§ **TASK TO COMPLETE**: Print out all the records, word for word.

§ **RECORDS TO USE**:

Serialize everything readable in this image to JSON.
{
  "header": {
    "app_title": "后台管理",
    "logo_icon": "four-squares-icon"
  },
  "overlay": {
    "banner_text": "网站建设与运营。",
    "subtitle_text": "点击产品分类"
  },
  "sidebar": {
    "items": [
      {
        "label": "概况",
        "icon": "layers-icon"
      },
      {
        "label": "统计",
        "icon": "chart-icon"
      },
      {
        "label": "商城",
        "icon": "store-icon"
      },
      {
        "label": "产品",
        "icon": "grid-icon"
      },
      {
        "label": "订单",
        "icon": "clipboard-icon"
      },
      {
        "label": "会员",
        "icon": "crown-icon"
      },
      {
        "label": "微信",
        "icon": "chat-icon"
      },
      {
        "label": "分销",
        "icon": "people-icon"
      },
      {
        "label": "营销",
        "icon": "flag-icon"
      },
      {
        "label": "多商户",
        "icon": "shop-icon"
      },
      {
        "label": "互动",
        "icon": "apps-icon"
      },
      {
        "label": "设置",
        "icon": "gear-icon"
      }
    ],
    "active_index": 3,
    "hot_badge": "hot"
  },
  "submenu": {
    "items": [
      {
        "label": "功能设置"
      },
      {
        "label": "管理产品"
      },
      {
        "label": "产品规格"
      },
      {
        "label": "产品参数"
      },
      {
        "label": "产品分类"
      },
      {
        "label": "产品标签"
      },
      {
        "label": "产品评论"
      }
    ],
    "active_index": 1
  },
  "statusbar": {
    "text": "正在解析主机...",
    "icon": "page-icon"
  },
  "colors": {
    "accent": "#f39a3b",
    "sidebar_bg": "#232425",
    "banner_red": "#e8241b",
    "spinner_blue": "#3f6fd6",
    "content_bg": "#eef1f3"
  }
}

§ **RESPONSE BELOW**:
Serialize everything readable in this image to JSON.
{
  "header": {
    "app_title": "后台管理",
    "logo_icon": "four-squares-icon"
  },
  "overlay": {
    "banner_text": "网站建设与运营。",
    "subtitle_text": "点击产品分类"
  },
  "sidebar": {
    "items": [
      {
        "label": "概况",
        "icon": "layers-icon"
      },
      {
        "label": "统计",
        "icon": "chart-icon"
      },
      {
        "label": "商城",
        "icon": "store-icon"
      },
      {
        "label": "产品",
        "icon": "grid-icon"
      },
      {
        "label": "订单",
        "icon": "clipboard-icon"
      },
      {
        "label": "会员",
        "icon": "crown-icon"
      },
      {
        "label": "微信",
        "icon": "chat-icon"
      },
      {
        "label": "分销",
        "icon": "people-icon"
      },
      {
        "label": "营销",
        "icon": "flag-icon"
      },
      {
        "label": "多商户",
        "icon": "shop-icon"
      },
      {
        "label": "互动",
        "icon": "apps-icon"
      },
      {
        "label": "设置",
        "icon": "gear-icon"
      }
    ],
    "active_index": 3,
    "hot_badge": "hot"
  },
  "submenu": {
    "items": [
      {
        "label": "功能设置"
      },
      {
        "label": "管理产品"
      },
      {
        "label": "产品规格"
      },
      {
        "label": "产品参数"
      },
      {
        "label": "产品分类"
      },
      {
        "label": "产品标签"
      },
      {
        "label": "产品评论"
      }
    ],
    "active_index": 1
  },
  "statusbar": {
    "text": "正在解析主机...",
    "icon": "page-icon"
  },
  "colors": {
    "accent": "#f39a3b",
    "sidebar_bg": "#232425",
    "banner_red": "#e8241b",
    "spinner_blue": "#3f6fd6",
    "content_bg": "#eef1f3"
  }
}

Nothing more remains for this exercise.